  20. Association of Milk and Dairy Products Consumption During Pregnancy with Fetal and Neonatal Head Circumferences: A Systematic Review

    Directory of Open Access Journals (Sweden)

    Razieh Karimbeiki

    2016-11-01

    Full Text Available Context Milk and dairy products consumed by mothers seem to be effective for fetal and neonatal anthropometric measurements, because they contain various nutrients. Objectives The aim of this study was to systematically review the influence of milk and dairy products consumption by mothers on fetal and neonatal head circumferences. Data Sources Systematic searches were conducted in electronic databases including PubMed/MEDLINE, Scopus, ISI, Ovid, Embase, Medlib, Google Scholar, clinical trials and Cochrane central register of clinical trials. Study Selection All studies that assessed the relationship between milk and dairy products consumption in healthy females during pregnancy and fetal and neonatal head circumferences were included in our systematic review. Finally, seven studies were relevant that included five cohort studies, one cross-sectional study and one randomized clinical trial. Data Extraction This systematic review was performed based on the preferred reporting item for systematic reviews and meta-analysis (PRISMA statement recommendation, and for quality assessment, the Newcastle-Ottawa scale (NOS for cohort studies, the adapted NOS for a cross-sectional study and the Jadad quality assessment score for a randomized clinical trial, were used.
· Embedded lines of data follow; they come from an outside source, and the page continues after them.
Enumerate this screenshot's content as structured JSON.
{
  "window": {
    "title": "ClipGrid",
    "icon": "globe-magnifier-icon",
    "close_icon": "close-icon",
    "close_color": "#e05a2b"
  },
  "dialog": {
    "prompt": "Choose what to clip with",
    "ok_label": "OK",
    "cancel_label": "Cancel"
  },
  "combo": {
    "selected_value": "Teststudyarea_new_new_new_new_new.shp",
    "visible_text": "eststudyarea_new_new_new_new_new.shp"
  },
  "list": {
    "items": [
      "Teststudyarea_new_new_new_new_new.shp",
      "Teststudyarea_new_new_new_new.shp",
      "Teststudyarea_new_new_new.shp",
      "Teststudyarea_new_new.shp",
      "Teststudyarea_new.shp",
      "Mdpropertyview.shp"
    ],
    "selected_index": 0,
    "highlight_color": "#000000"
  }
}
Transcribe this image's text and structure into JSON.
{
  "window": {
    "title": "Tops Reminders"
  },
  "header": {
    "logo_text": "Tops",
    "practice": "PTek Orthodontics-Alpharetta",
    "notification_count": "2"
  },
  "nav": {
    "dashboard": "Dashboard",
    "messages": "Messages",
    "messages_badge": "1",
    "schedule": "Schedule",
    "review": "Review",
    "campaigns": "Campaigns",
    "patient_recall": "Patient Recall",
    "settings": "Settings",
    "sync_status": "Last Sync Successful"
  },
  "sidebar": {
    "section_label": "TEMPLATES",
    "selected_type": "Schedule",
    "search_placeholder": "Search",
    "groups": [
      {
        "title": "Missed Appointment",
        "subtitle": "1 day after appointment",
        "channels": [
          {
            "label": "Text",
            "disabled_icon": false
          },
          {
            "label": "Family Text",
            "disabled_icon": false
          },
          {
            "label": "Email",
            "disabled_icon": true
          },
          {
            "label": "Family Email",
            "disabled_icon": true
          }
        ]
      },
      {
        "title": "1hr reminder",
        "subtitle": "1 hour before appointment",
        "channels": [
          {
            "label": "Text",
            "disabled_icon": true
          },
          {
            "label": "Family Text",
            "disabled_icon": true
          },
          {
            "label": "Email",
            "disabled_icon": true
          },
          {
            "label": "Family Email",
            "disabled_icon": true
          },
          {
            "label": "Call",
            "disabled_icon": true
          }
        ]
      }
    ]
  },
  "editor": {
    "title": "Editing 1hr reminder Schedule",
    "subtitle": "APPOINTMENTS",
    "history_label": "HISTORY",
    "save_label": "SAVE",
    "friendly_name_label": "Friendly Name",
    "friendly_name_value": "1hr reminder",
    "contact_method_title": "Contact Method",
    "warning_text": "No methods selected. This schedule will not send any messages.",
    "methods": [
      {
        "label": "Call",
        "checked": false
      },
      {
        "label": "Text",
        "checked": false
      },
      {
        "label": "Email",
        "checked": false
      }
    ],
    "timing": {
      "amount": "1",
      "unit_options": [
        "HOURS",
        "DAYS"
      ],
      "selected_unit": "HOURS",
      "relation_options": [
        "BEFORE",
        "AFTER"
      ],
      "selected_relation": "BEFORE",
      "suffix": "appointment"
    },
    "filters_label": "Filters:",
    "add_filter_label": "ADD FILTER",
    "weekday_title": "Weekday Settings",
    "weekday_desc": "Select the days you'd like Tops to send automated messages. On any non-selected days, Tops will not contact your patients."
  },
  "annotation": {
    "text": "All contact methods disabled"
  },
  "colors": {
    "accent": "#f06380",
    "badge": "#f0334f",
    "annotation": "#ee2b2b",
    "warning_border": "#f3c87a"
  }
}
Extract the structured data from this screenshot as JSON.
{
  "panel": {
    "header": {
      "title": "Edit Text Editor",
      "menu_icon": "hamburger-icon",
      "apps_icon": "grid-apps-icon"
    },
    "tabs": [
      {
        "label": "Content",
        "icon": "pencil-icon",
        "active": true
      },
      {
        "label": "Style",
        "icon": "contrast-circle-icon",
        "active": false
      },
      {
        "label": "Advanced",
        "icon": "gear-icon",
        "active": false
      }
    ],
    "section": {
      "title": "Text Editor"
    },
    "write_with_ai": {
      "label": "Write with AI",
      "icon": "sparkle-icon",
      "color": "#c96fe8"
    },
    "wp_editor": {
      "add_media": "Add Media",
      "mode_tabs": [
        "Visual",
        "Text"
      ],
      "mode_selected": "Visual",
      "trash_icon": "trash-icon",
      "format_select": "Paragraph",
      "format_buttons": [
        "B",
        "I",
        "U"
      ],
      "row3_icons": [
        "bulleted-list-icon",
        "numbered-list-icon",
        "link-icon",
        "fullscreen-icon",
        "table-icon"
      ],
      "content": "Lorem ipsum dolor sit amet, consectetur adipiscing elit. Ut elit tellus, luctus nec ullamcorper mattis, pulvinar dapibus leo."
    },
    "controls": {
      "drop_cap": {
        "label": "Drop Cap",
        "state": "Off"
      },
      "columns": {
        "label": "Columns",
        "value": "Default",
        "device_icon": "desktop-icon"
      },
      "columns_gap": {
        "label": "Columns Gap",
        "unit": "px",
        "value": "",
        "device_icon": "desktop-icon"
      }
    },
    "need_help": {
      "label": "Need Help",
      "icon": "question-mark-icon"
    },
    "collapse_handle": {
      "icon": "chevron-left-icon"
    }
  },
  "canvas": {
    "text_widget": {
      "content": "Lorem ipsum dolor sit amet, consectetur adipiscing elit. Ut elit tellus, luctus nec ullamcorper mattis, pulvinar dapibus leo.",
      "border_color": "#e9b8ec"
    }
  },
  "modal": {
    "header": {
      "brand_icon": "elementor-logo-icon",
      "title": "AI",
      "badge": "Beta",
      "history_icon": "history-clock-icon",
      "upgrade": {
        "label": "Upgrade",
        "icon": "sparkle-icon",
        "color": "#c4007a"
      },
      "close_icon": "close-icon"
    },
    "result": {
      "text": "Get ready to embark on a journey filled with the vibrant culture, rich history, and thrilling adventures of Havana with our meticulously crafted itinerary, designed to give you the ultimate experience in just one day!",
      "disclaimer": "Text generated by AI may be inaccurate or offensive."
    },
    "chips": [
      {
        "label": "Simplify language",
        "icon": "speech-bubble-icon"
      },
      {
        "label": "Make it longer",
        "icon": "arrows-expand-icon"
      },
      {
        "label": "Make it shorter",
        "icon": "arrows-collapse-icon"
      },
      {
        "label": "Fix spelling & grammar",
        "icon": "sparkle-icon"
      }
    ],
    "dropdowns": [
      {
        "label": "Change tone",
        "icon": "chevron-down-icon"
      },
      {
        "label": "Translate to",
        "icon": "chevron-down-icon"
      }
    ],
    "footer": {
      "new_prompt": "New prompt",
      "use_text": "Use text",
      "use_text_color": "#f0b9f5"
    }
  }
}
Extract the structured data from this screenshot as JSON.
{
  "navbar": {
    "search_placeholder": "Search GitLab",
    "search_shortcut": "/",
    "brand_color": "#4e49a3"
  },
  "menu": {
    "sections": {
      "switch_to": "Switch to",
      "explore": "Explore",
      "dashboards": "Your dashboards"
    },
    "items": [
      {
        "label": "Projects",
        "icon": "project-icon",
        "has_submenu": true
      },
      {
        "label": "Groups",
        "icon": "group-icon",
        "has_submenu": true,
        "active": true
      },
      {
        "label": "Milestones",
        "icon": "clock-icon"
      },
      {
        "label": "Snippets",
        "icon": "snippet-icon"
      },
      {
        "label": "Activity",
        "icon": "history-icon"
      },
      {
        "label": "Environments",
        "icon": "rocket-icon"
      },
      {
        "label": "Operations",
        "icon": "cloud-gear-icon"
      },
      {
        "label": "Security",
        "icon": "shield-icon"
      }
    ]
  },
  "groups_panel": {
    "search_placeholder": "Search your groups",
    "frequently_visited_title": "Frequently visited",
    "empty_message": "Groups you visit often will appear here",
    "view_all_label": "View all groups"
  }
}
Results Seven studies that comprised of more than 50000 pregnant females were included in this review. One cohort study, one cross-sectional study and one randomized controlled trial study showed that milk or dairy products consumption by pregnant mothers was not associated with neonatal birth head circumference, while three cohort studies reported that maternal milk or dairy products intake had a positive effect on neonatal birth head circumference. Two cohort studies showed that there was no relationship between maternal milk or dairy products consumption and fetal head circumference while a cross-sectional study reported that there was a positive relationship between milk or dairy products